In algorithmic form, the processing of
The constant pool can also be accessed by certain system processes, in particular the JIT and also the byte code verifier (used when loading a class) to obtain the name of a referenced class, method or field. Note that such access may occur before or after resolution, and by itself does not trigger resolution (it does not count as first use of the relevant item, as per the Java VM specification).
The prior art process whereby the class name could be obtained is illustrated in the flowchart of FIG. 5. This operation is predicated on the information contained in Table 2, namely that a class item in the constant pool initially contains the index of a Utf8 item containing the name of the referenced class. In order to resolve this item, the Utf8 value is passed to the class loading subsystem. If the class is found, then the item in the constant pool can be updated to become a direct reference to the class object.
In the process of
Note that the lock must be held through the combination of steps 515 and 525 to ensure that the class item is not resolved by another thread in-between these two steps (if this did happen the class item obtained in step 525 would no longer correctly index the Utf8 constant pool item).
The flowchart of
In contrast to the above approach,
This approach exploits the fact that in accordance with the present invention, the original (unresolved) value of the constant pool item is retained, and so can always be used to index to the class name. Since this original value is never overwritten by the resolved class reference, the index remains valid throughout. In other words, the non-locking approach of the present invention maintains the original mapping of the constant pool item to the Utf8 item defining the class name, so that components such as the JIT and the bytecode verifier are able to access this information without worrying about whether the item has been updated, nor having to prevent an update while extracting the information. Accordingly, the method shown in
The process of
It will be appreciated that the constant pool is a heterogeneous array, in that different types of data item in the constant pool will have different fields (both in terms of number and size) from that shown in FIG. 7. For instance, if entry 710 corresponded to a MethodRef data item (see Tables 1 and 2 above), then the original data value 704 would comprise two fields, the first an index to a Class constant pool entry defining the owning class, and the second an index to a NameandType item that defines the method name and type signature. More information about the structure of constant pools can be found in the above-mentioned book by Meyer and Downing.
Compared to prior art lazy resolution mechanisms, the constant pool operations as described herein provide the following advantages:
1. Improved scalability. Because updates can be made in a thread-safe fashion, it is not necessary to protect the item with a monitor that blocks similar activity across a virtual machine. This advantage is particularly important in an environment where classes are shared across multiple Java VMs. The need to lock a constant pool from updates in multiple virtual machines exacerbates the scalability problems of the traditional lazy update mechanism. In that environment, all virtual machines are prevented from constant pool updates when any member of the set needs to update a constant pool item. In accordance with the present invention, the need for both the read and the update barriers is eliminated, and the multiple virtual machines can operate independently of one other.

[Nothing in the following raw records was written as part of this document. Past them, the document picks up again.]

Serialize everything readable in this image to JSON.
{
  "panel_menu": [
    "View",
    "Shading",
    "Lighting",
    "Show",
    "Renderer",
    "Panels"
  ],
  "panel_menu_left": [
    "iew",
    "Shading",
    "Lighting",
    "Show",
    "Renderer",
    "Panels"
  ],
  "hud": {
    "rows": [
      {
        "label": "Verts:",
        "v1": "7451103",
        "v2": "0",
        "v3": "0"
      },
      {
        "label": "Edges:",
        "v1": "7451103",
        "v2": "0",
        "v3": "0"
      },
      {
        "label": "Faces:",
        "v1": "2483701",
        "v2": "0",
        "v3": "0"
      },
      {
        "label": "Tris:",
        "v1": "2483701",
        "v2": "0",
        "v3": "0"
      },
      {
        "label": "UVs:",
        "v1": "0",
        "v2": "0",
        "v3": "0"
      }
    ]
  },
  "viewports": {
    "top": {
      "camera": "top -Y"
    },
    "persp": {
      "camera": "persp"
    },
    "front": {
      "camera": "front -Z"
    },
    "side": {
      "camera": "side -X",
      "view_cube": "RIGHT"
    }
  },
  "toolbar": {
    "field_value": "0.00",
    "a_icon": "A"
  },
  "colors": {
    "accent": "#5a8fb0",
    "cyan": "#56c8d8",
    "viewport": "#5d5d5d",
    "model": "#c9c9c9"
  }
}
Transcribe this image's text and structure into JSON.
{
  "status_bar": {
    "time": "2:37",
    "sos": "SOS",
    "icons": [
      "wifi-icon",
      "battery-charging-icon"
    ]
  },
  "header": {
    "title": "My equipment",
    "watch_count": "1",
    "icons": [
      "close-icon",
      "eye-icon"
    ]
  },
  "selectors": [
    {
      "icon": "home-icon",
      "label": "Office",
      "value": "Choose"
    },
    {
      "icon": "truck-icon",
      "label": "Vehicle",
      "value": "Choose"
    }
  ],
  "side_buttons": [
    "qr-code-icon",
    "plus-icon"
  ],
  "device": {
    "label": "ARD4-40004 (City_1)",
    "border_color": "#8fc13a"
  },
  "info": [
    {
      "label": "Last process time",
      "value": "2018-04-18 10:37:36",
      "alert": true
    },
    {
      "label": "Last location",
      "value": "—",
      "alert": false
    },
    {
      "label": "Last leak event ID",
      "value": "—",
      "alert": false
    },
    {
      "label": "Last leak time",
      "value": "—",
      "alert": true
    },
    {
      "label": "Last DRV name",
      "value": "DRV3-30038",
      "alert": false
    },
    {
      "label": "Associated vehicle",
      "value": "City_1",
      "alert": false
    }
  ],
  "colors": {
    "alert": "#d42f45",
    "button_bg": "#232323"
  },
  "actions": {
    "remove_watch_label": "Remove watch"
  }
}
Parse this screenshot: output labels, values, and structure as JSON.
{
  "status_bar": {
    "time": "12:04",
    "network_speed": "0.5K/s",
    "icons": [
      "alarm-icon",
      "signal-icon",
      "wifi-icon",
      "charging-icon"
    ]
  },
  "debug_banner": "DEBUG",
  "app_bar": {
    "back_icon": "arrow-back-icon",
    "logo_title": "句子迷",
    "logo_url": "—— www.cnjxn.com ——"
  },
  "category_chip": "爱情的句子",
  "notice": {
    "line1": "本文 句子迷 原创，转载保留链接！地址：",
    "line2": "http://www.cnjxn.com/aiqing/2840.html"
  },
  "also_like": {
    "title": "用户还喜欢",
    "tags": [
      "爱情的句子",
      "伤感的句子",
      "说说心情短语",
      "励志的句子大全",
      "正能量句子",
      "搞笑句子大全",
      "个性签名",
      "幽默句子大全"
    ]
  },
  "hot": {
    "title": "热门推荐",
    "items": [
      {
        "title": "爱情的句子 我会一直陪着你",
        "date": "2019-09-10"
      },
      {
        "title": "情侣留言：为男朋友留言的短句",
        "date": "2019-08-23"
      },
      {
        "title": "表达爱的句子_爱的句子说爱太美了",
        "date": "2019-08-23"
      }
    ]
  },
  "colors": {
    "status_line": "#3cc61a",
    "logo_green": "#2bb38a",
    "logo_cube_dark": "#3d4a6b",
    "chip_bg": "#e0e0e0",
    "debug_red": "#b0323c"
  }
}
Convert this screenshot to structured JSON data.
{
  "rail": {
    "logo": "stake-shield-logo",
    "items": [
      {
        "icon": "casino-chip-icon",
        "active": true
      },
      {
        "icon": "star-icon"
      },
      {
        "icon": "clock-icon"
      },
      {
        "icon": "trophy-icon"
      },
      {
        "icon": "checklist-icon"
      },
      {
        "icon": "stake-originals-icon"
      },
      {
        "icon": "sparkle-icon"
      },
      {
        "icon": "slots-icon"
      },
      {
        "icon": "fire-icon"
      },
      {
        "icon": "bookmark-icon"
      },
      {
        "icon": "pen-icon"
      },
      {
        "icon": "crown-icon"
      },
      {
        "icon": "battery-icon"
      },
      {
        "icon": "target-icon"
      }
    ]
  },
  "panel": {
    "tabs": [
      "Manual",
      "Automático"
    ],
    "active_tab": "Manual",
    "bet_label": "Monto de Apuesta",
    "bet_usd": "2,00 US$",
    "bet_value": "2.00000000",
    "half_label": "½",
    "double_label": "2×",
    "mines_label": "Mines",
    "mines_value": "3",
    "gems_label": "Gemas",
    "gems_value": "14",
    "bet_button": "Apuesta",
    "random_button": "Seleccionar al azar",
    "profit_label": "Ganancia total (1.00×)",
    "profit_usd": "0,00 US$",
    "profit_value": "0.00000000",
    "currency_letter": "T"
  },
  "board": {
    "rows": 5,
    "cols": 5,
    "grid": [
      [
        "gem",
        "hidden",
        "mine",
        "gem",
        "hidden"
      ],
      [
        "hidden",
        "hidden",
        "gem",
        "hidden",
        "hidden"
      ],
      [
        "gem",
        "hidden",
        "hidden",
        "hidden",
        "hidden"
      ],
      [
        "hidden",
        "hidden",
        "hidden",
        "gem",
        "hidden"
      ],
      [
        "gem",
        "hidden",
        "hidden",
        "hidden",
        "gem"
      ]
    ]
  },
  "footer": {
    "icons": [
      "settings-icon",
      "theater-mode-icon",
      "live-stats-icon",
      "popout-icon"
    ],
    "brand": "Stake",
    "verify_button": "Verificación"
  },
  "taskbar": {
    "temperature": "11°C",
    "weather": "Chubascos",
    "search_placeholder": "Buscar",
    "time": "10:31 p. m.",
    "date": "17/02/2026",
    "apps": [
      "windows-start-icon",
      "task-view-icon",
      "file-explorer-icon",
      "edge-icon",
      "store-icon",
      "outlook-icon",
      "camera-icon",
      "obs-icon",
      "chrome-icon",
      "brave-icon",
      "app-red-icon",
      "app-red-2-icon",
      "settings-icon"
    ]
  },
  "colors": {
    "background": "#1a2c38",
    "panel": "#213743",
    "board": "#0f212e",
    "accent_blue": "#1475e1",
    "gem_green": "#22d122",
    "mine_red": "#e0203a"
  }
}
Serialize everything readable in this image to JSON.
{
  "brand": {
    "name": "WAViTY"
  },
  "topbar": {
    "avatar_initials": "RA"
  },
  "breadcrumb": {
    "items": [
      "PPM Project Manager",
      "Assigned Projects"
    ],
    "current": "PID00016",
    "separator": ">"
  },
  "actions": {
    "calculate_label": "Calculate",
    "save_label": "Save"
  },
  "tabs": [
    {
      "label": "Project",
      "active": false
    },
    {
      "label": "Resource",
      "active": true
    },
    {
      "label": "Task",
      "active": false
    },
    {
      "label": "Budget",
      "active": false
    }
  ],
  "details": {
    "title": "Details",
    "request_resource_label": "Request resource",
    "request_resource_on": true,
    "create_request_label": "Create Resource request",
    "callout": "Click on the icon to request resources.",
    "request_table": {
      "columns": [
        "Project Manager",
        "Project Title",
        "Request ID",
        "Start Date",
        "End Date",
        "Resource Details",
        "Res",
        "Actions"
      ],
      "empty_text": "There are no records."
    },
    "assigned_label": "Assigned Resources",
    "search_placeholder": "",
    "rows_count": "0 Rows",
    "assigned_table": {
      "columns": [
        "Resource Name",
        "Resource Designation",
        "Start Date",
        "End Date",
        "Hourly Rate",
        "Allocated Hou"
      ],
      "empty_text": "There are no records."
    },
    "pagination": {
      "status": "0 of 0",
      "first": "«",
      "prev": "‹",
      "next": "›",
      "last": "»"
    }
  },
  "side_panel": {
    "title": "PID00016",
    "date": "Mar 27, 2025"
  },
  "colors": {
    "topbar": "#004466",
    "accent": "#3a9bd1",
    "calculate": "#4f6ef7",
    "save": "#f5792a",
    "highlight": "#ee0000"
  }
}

It will be appreciated that the although the invention has been described primarily with respect to the Java virtual machine, and the constant pool therein, it applies to other languages and environments which have constant pools or similar constructs containing data items for resolution.